* **What is being asked**: Set down the entries once more exactly as they were written.

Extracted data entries
══════════════════════════════

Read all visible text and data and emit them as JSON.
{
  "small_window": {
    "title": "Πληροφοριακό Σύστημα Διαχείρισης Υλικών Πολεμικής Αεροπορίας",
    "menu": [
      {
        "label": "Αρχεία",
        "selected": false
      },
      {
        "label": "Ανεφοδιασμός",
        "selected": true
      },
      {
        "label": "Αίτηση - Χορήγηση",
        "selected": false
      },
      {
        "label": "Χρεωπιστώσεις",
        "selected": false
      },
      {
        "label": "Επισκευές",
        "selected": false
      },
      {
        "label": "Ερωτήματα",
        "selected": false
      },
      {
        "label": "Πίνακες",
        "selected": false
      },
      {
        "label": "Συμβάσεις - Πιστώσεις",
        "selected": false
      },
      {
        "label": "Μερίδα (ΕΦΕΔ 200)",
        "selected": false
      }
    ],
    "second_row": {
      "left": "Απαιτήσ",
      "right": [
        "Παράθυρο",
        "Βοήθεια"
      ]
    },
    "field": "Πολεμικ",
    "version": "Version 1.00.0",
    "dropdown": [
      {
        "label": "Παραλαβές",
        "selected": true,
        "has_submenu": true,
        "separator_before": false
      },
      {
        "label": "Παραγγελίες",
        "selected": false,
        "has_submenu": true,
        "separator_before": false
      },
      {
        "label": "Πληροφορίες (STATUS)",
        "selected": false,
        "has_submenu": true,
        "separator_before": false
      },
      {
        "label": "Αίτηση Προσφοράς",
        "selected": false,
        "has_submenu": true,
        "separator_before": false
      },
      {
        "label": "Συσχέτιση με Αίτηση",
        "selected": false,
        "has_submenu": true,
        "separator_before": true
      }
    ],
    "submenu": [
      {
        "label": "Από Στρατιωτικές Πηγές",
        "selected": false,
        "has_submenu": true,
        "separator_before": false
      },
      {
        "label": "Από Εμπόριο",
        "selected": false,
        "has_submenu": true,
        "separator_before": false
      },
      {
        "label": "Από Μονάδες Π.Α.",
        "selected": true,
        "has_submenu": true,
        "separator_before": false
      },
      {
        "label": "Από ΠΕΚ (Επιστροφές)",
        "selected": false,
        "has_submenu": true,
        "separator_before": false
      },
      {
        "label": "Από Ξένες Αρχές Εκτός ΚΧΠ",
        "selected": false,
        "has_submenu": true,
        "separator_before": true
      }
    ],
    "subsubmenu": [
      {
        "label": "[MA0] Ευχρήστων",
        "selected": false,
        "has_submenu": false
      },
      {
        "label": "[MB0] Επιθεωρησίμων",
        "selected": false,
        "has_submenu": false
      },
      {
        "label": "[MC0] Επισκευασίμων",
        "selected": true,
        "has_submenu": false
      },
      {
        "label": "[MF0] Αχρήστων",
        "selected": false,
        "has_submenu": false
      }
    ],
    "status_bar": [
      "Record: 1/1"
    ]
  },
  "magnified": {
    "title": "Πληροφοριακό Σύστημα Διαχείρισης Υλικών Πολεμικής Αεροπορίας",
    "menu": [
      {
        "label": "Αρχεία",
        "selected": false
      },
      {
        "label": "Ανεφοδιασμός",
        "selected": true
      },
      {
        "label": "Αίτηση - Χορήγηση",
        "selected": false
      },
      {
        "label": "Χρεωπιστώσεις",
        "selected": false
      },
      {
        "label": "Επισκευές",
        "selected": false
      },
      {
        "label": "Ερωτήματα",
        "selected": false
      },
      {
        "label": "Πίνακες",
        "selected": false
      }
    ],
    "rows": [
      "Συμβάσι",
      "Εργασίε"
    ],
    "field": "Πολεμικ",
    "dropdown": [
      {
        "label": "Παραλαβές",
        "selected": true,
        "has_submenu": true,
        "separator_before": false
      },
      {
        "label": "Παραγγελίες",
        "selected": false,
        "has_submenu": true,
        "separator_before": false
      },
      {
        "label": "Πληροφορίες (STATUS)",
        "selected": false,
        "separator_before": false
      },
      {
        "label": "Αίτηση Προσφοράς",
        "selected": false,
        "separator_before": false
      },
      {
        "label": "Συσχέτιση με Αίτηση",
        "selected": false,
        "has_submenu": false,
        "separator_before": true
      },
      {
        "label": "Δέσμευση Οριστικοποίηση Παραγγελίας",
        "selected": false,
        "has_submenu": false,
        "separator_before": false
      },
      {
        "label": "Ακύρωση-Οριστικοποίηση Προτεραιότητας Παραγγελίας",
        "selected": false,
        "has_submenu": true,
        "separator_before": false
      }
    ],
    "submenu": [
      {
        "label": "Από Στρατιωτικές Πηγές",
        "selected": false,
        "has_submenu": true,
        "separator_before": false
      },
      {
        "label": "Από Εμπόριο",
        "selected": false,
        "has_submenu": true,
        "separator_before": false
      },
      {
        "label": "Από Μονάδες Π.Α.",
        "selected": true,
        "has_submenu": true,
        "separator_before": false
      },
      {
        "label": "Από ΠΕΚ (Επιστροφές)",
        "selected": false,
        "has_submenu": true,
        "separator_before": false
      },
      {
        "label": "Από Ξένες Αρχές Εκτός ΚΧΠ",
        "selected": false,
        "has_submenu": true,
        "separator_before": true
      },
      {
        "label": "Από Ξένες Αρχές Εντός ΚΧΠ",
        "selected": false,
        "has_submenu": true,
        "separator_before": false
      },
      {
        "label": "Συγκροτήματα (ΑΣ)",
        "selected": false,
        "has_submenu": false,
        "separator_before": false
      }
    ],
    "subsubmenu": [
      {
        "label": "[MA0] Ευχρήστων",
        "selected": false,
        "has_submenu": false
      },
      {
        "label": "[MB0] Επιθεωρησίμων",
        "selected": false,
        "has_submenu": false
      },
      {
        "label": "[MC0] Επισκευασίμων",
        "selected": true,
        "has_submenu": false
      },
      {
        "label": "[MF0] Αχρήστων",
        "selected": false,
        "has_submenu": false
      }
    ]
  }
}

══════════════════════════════

* **Output**:
Read all visible text and data and emit them as JSON.
{
  "small_window": {
    "title": "Πληροφοριακό Σύστημα Διαχείρισης Υλικών Πολεμικής Αεροπορίας",
    "menu": [
      {
        "label": "Αρχεία",
        "selected": false
      },
      {
        "label": "Ανεφοδιασμός",
        "selected": true
      },
      {
        "label": "Αίτηση - Χορήγηση",
        "selected": false
      },
      {
        "label": "Χρεωπιστώσεις",
        "selected": false
      },
      {
        "label": "Επισκευές",
        "selected": false
      },
      {
        "label": "Ερωτήματα",
        "selected": false
      },
      {
        "label": "Πίνακες",
        "selected": false
      },
      {
        "label": "Συμβάσεις - Πιστώσεις",
        "selected": false
      },
      {
        "label": "Μερίδα (ΕΦΕΔ 200)",
        "selected": false
      }
    ],
    "second_row": {
      "left": "Απαιτήσ",
      "right": [
        "Παράθυρο",
        "Βοήθεια"
      ]
    },
    "field": "Πολεμικ",
    "version": "Version 1.00.0",
    "dropdown": [
      {
        "label": "Παραλαβές",
        "selected": true,
        "has_submenu": true,
        "separator_before": false
      },
      {
        "label": "Παραγγελίες",
        "selected": false,
        "has_submenu": true,
        "separator_before": false
      },
      {
        "label": "Πληροφορίες (STATUS)",
        "selected": false,
        "has_submenu": true,
        "separator_before": false
      },
      {
        "label": "Αίτηση Προσφοράς",
        "selected": false,
        "has_submenu": true,
        "separator_before": false
      },
      {
        "label": "Συσχέτιση με Αίτηση",
        "selected": false,
        "has_submenu": true,
        "separator_before": true
      }
    ],
    "submenu": [
      {
        "label": "Από Στρατιωτικές Πηγές",
        "selected": false,
        "has_submenu": true,
        "separator_before": false
      },
      {
        "label": "Από Εμπόριο",
        "selected": false,
        "has_submenu": true,
        "separator_before": false
      },
      {
        "label": "Από Μονάδες Π.Α.",
        "selected": true,
        "has_submenu": true,
        "separator_before": false
      },
      {
        "label": "Από ΠΕΚ (Επιστροφές)",
        "selected": false,
        "has_submenu": true,
        "separator_before": false
      },
      {
        "label": "Από Ξένες Αρχές Εκτός ΚΧΠ",
        "selected": false,
        "has_submenu": true,
        "separator_before": true
      }
    ],
    "subsubmenu": [
      {
        "label": "[MA0] Ευχρήστων",
        "selected": false,
        "has_submenu": false
      },
      {
        "label": "[MB0] Επιθεωρησίμων",
        "selected": false,
        "has_submenu": false
      },
      {
        "label": "[MC0] Επισκευασίμων",
        "selected": true,
        "has_submenu": false
      },
      {
        "label": "[MF0] Αχρήστων",
        "selected": false,
        "has_submenu": false
      }
    ],
    "status_bar": [
      "Record: 1/1"
    ]
  },
  "magnified": {
    "title": "Πληροφοριακό Σύστημα Διαχείρισης Υλικών Πολεμικής Αεροπορίας",
    "menu": [
      {
        "label": "Αρχεία",
        "selected": false
      },
      {
        "label": "Ανεφοδιασμός",
        "selected": true
      },
      {
        "label": "Αίτηση - Χορήγηση",
        "selected": false
      },
      {
        "label": "Χρεωπιστώσεις",
        "selected": false
      },
      {
        "label": "Επισκευές",
        "selected": false
      },
      {
        "label": "Ερωτήματα",
        "selected": false
      },
      {
        "label": "Πίνακες",
        "selected": false
      }
    ],
    "rows": [
      "Συμβάσι",
      "Εργασίε"
    ],
    "field": "Πολεμικ",
    "dropdown": [
      {
        "label": "Παραλαβές",
        "selected": true,
        "has_submenu": true,
        "separator_before": false
      },
      {
        "label": "Παραγγελίες",
        "selected": false,
        "has_submenu": true,
        "separator_before": false
      },
      {
        "label": "Πληροφορίες (STATUS)",
        "selected": false,
        "separator_before": false
      },
      {
        "label": "Αίτηση Προσφοράς",
        "selected": false,
        "separator_before": false
      },
      {
        "label": "Συσχέτιση με Αίτηση",
        "selected": false,
        "has_submenu": false,
        "separator_before": true
      },
      {
        "label": "Δέσμευση Οριστικοποίηση Παραγγελίας",
        "selected": false,
        "has_submenu": false,
        "separator_before": false
      },
      {
        "label": "Ακύρωση-Οριστικοποίηση Προτεραιότητας Παραγγελίας",
        "selected": false,
        "has_submenu": true,
        "separator_before": false
      }
    ],
    "submenu": [
      {
        "label": "Από Στρατιωτικές Πηγές",
        "selected": false,
        "has_submenu": true,
        "separator_before": false
      },
      {
        "label": "Από Εμπόριο",
        "selected": false,
        "has_submenu": true,
        "separator_before": false
      },
      {
        "label": "Από Μονάδες Π.Α.",
        "selected": true,
        "has_submenu": true,
        "separator_before": false
      },
      {
        "label": "Από ΠΕΚ (Επιστροφές)",
        "selected": false,
        "has_submenu": true,
        "separator_before": false
      },
      {
        "label": "Από Ξένες Αρχές Εκτός ΚΧΠ",
        "selected": false,
        "has_submenu": true,
        "separator_before": true
      },
      {
        "label": "Από Ξένες Αρχές Εντός ΚΧΠ",
        "selected": false,
        "has_submenu": true,
        "separator_before": false
      },
      {
        "label": "Συγκροτήματα (ΑΣ)",
        "selected": false,
        "has_submenu": false,
        "separator_before": false
      }
    ],
    "subsubmenu": [
      {
        "label": "[MA0] Ευχρήστων",
        "selected": false,
        "has_submenu": false
      },
      {
        "label": "[MB0] Επιθεωρησίμων",
        "selected": false,
        "has_submenu": false
      },
      {
        "label": "[MC0] Επισκευασίμων",
        "selected": true,
        "has_submenu": false
      },
      {
        "label": "[MF0] Αχρήστων",
        "selected": false,
        "has_submenu": false
      }
    ]
  }
}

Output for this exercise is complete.